Miners were mixed despite a rebound in iron ore prices overnight, with Atlas Iron and BC Iron jumping 6 percent each while Fortescue Metal reversed gains to fall 0.4 percent.

Gold shares also turned mixed, overlooking gains in spot gold on Wednesday. Evolution Mining and Kingsgate reversed gains to close down 2.3 and 1.5 percent each.

On Wednesday, the Australian dollar moved away from Tuesday's four-and-a-half-year low, gaining 0.3 percent to fetch $0.8177 against the greenback at 1505 SIN/HK.

Read MoreKeep faith in Korean shares? Maybe not, say experts

Mainland indices up

After wavering between gains and losses following the release of December's manufacturing data, China's Shanghai Composite index regained momentum to climb 2.2 percent on Wednesday and raking in 53 percent year-to-date to be the second best performer globally in 2014.

Among the actively traded stocks, Agricultural Bank of China and Everbright Bank advanced 4.8 and nearly 1 percent each while China State Construction Engineering added 1.5 percent.

CSR and China CNR were in focus after the giant train makers confirmed a $26 billion merger.
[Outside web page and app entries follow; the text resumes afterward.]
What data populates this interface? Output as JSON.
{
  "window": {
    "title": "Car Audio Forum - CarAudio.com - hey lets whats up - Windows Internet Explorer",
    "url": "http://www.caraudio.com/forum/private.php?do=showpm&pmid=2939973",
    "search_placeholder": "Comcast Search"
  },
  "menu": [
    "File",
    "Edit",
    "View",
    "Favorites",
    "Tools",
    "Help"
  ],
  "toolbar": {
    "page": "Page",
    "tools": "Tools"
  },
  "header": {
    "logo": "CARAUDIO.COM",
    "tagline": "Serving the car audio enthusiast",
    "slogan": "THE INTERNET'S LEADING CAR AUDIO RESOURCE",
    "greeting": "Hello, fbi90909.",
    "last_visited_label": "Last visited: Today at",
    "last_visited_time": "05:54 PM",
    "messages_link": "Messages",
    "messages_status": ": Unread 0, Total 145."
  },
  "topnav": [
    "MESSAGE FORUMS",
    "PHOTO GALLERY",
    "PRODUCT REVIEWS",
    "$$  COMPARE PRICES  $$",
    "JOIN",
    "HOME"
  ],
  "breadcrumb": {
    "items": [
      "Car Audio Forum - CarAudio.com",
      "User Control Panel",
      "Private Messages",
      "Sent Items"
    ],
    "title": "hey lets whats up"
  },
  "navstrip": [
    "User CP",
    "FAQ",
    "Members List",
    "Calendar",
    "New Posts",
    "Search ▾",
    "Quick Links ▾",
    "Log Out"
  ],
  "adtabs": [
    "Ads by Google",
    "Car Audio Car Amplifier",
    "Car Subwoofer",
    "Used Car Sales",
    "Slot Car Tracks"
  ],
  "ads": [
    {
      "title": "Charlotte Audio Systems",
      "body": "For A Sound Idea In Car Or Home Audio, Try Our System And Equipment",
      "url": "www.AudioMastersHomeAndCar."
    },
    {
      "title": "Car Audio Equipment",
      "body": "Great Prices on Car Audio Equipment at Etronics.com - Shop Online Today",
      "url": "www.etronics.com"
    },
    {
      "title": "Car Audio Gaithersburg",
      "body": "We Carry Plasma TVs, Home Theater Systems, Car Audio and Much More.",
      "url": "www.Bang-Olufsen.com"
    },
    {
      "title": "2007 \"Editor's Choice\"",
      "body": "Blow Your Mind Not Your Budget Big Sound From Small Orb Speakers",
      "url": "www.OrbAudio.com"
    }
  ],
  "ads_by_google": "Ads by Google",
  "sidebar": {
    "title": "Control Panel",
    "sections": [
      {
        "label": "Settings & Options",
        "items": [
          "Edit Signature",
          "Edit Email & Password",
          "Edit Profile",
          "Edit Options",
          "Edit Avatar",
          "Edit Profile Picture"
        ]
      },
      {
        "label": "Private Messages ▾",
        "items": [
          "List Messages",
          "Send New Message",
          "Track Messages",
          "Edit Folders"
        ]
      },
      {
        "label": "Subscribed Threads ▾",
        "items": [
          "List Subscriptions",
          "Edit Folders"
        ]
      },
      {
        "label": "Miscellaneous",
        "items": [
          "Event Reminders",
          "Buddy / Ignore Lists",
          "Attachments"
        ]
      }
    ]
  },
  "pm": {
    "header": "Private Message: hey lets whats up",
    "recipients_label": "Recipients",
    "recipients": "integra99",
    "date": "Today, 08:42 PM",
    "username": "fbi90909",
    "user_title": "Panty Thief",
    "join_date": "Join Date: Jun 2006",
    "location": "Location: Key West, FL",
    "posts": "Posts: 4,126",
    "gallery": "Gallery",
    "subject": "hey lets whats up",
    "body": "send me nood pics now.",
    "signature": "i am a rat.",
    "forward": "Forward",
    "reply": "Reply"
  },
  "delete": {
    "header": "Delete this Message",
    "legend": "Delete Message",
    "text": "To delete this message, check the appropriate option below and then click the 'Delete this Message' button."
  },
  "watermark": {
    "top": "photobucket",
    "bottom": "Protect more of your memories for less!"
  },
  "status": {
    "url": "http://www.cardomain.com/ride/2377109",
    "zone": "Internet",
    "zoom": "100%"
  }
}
Shares of both firms charged up the maximum allowable of 10 percent in Shanghai and rocketed more than 32 percent in Hong Kong, on their first day of trade since being suspended on October 27.

Read MoreChina stocks roar back in 2014, trashing India

Meanwhile in Hong Kong, the Hang Seng index edged up 0.4 percent on a shortened half day of trade, after a brief fall into negative territory earlier in the session. The benchmark index gained 1.2 percent in 2014.

"Looking ahead, we believe it will still be A-shares leading the Hong Kong market," Stephen Sheung, head of Investment Strategy at SHK Private, told CNBC Asia's "Squawk Box."

"[In 2015,] we believe there is still a double digit upside for A-shares, with the Shanghai Composite getting close to 3,500," Hong Kong-based Sheung added.

Tracking AirAsia QZ8501

The search for wreckage, bodies and black boxes belonging to the AirAsia plane QZ8501 resumed on Wednesday. The jet was carrying 162 people - including 155 passengers, 2 pilots, 4 cabin crew and one engineer - to Singapore from Surabaya, Indonesia when it vanished from air traffic radar early Sunday.

Shares of the Malaysian budget carrier recouped losses to trade little moved at 2.740 ringgit. The benchmark FTSE Bursa Malaysia KLCI index, where AirAsia is listed, eked out a 0.1 percent gain amid muted trade. For 2014, Malaysia was the worst performer in Asia, losing 5.3 percent year to date.

Meanwhile, Singapore's Straits Times index ended marginally below the flatline late Wednesday, but the bourse still managed a 6.2 percent gain for the year.